Every line containing the word "react" must be pulled from the records.

'''

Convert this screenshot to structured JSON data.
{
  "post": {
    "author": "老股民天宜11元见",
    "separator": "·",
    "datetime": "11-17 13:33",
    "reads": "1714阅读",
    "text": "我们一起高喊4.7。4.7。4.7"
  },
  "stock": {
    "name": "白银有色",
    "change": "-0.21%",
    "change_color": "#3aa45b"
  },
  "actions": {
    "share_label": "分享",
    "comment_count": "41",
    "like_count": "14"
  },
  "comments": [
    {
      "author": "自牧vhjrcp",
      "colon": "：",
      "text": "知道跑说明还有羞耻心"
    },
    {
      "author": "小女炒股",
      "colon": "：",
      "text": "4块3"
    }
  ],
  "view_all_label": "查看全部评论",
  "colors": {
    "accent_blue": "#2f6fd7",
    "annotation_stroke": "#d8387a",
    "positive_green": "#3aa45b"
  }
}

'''
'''

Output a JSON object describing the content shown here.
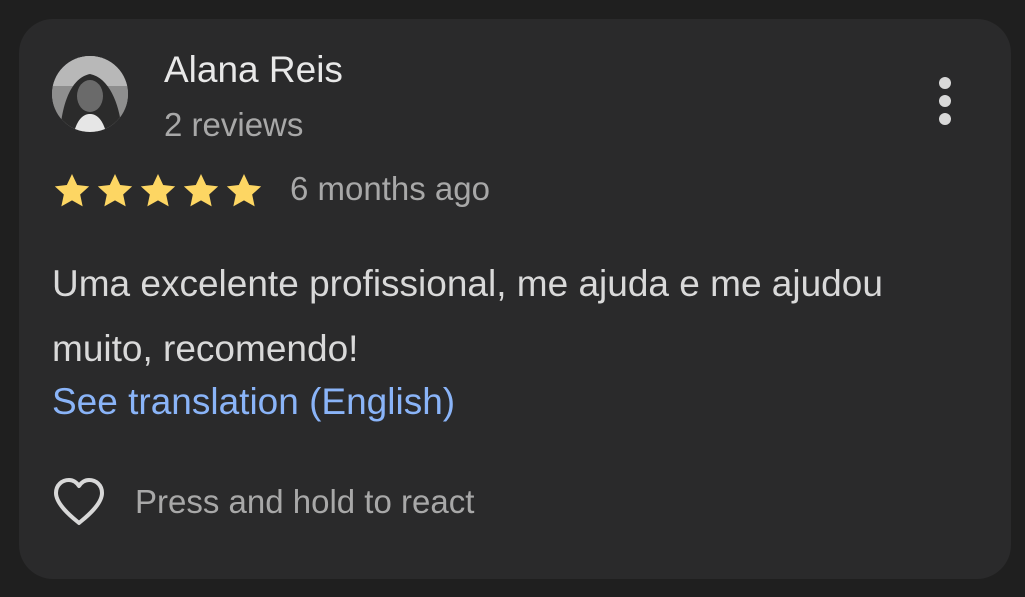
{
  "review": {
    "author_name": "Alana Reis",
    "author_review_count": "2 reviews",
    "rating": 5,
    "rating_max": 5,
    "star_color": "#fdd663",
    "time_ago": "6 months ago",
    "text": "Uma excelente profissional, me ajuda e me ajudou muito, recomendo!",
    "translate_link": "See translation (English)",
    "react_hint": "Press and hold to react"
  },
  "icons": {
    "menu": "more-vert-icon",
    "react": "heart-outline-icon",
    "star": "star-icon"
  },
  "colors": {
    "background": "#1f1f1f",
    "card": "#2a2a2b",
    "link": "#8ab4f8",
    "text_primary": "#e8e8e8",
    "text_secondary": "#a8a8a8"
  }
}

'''

Solved problem:
    "react_hint": "Press and hold to react"
    "react": "heart-outline-icon",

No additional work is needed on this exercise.